Cable Shifter

Some Step-up units were sold that used a cable to shift the transmission rather than the usual lever on the left side.

Combination Transmission

The Sherman step-up/step-down combination transmission is, by far, the most popular and most useful transmission back then and still today.

Creeper Transmission

Following the popularity of the Step-up/Step-down Combination transmission was the Sherman “special purpose” or “creeper” single Step-down transmission.

Everett Transmission

For some applications such as trenching or running a rototiller, a lower ground speed was needed while still maintaining the higher pto speed. To accomplish this, some transmissions were made to install behind the tractor transmission rather than in front like the Sherman and Hupp.

F&T Overdrive
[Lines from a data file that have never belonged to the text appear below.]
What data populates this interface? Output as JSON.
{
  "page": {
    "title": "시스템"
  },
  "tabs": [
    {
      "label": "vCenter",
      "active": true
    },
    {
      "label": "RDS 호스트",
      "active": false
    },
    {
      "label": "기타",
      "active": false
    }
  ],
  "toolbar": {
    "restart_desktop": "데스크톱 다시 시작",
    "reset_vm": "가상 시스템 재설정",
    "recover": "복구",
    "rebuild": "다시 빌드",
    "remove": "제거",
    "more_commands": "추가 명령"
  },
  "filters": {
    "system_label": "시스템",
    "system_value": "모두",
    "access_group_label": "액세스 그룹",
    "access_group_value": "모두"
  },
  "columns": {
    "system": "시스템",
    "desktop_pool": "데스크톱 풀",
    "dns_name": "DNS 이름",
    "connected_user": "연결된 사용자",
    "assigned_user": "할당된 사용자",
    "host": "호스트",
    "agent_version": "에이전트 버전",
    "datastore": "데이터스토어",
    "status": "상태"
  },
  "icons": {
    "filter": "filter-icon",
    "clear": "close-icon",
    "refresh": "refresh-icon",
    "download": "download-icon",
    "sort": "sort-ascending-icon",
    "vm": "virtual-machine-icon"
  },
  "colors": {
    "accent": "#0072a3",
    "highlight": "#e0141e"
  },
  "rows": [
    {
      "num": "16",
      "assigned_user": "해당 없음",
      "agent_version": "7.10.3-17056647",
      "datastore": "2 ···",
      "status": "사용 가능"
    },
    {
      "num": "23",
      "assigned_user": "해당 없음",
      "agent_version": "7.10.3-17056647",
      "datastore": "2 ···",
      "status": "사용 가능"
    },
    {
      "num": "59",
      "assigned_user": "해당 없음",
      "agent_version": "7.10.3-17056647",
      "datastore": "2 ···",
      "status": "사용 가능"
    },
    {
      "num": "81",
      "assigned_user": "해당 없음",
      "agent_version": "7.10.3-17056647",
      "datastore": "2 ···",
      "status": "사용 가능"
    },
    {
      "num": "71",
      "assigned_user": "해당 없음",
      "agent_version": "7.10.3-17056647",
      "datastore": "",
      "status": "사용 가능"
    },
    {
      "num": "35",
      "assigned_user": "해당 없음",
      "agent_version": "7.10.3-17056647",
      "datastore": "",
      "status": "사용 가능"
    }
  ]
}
One of the more rare auxiliary transmissions is the F&T overdrive unit from the mid ’40s.

Howard Gear Unit

The Howard gear reduction unit mounts to the back of the regular transmission housing and has a shift lever on the side cover where the dipstick was located.

Other Manufacturers

In the later ’50s Sherman offered the shuttle or reverser transmission that simply reversed the input to the regular transmission and gave you all the normal forward speeds when you were going backwards.

Sherman Products

Many companies started making products to “improve” the Ford’s usefulness or make their operators more comfortable. But one stood out just by the sheer number of “goodies” they sold and that was Sherman Products.

Sherman Shift Levers

These are the Sherman shift levers for the combination and step-up/step-down.

Sherman Step-Down

The Sherman Step-Down transmission worked the same as the Step-up except it lowered the gear ratios rather than raised them to give the tractor a slower ground speed.

Shuttle Transmission

In the later ’50s Sherman offered the shuttle or reverser transmission that simply reversed the input to the regular transmission and gave you all the normal forward speeds when you were going backwards.

Thanks to John Smith of Old Ford Tractor for allowing us to use this information.